- DIRECTIONS FOR THIS TASK: Which lines of the data below contain "JSON"? Please show them all.

▼

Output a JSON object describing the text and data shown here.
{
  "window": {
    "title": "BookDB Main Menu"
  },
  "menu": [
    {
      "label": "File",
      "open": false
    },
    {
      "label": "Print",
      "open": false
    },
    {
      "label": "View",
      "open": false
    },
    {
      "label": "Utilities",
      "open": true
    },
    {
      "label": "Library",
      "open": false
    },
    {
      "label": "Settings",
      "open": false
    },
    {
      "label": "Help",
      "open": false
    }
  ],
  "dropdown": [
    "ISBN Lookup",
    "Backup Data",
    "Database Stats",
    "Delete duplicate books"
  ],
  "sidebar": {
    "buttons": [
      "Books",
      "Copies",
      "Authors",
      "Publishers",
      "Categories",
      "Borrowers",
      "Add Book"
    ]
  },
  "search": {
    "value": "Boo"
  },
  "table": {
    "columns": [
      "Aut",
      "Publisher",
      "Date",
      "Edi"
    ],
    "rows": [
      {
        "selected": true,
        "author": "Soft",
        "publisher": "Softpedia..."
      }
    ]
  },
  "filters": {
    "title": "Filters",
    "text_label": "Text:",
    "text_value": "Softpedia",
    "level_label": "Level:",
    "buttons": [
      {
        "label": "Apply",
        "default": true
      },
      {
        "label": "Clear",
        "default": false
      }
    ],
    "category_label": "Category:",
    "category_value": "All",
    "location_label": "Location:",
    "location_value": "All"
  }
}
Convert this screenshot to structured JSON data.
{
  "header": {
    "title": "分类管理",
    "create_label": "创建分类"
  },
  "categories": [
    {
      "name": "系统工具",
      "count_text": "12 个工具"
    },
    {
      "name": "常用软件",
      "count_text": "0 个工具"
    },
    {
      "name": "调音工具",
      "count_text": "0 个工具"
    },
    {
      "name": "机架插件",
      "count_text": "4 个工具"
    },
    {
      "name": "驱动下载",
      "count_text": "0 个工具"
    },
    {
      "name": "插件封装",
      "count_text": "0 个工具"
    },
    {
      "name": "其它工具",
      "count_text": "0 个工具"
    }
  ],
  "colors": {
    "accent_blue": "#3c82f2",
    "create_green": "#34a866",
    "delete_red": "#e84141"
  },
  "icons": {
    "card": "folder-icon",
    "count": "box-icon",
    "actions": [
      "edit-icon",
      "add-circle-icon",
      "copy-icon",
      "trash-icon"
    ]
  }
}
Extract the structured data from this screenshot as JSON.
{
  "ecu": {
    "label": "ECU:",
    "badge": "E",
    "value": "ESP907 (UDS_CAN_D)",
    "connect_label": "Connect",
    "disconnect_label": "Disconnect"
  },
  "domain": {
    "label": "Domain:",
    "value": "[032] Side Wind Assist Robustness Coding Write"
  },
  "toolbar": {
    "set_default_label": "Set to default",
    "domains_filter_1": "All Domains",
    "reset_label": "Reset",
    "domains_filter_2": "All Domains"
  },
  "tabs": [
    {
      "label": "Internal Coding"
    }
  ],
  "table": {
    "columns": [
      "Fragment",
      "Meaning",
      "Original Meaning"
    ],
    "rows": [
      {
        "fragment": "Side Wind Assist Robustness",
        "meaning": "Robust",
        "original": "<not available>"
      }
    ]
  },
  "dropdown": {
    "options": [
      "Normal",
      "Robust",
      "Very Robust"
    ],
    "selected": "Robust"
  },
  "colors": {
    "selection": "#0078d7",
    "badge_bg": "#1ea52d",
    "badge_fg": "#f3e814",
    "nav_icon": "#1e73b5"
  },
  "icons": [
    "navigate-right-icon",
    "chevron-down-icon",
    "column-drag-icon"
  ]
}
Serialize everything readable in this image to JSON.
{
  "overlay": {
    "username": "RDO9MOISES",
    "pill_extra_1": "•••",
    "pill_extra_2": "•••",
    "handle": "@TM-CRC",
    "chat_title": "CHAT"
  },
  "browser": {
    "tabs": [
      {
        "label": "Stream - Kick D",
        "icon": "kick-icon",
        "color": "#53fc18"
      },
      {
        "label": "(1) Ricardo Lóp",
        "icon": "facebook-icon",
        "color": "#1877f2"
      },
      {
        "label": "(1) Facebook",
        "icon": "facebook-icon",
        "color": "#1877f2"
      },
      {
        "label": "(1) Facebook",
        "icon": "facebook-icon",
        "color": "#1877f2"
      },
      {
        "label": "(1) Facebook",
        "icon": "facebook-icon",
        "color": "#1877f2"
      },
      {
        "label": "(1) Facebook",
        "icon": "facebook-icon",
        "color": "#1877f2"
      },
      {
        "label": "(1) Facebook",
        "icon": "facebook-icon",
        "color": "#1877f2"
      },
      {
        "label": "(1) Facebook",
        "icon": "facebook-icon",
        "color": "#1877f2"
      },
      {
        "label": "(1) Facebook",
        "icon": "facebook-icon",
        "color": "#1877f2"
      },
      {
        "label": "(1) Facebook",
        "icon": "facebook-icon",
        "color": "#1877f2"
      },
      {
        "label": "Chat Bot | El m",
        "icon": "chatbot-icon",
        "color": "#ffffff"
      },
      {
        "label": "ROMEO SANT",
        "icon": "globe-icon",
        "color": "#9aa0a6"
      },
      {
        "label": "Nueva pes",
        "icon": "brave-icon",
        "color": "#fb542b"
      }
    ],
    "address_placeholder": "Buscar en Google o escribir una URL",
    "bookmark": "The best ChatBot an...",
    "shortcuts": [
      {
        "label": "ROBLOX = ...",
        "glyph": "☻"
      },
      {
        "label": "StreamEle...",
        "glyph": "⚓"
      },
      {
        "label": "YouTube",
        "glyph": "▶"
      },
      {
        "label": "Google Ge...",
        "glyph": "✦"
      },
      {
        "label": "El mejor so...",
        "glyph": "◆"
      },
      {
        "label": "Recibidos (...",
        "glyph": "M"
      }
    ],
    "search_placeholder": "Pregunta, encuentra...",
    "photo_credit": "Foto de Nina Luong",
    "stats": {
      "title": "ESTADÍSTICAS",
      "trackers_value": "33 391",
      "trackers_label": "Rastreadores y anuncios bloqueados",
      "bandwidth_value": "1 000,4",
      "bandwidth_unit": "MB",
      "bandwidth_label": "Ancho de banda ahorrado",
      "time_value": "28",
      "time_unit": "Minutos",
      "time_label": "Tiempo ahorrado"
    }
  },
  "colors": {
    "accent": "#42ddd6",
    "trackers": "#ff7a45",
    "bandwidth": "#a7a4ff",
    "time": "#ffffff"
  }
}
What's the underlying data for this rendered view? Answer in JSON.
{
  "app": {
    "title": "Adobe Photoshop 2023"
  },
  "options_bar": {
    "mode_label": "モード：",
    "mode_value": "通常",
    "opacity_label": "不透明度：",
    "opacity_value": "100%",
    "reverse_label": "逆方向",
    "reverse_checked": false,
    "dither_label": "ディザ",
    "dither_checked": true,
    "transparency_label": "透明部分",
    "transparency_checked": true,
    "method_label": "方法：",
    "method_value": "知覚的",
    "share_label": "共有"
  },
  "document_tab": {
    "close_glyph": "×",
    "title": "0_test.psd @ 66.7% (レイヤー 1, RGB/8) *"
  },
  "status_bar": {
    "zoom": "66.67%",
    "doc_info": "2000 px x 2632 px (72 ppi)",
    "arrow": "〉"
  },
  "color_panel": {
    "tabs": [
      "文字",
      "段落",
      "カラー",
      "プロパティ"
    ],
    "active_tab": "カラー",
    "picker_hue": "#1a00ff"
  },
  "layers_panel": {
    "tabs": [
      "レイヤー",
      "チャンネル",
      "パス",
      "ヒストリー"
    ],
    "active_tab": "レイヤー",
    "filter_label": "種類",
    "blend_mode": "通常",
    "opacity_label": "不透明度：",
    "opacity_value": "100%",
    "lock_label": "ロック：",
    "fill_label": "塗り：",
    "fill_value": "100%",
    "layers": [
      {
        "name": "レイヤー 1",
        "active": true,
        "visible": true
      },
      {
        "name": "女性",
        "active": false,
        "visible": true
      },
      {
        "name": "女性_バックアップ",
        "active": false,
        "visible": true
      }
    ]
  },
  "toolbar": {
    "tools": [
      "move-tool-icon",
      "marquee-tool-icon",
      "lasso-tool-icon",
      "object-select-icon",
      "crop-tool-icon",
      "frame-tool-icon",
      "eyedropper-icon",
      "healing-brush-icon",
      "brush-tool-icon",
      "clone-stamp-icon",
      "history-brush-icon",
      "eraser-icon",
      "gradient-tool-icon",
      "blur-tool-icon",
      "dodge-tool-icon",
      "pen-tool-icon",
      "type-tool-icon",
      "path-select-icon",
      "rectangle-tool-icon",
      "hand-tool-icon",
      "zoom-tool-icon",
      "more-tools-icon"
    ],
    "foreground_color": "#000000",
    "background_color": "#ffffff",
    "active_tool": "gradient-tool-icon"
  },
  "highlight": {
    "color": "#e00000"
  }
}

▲

- ANSWER SECTION:
Output a JSON object describing the text and data shown here.
Convert this screenshot to structured JSON data.
Extract the structured data from this screenshot as JSON.
Serialize everything readable in this image to JSON.
What's the underlying data for this rendered view? Answer in JSON.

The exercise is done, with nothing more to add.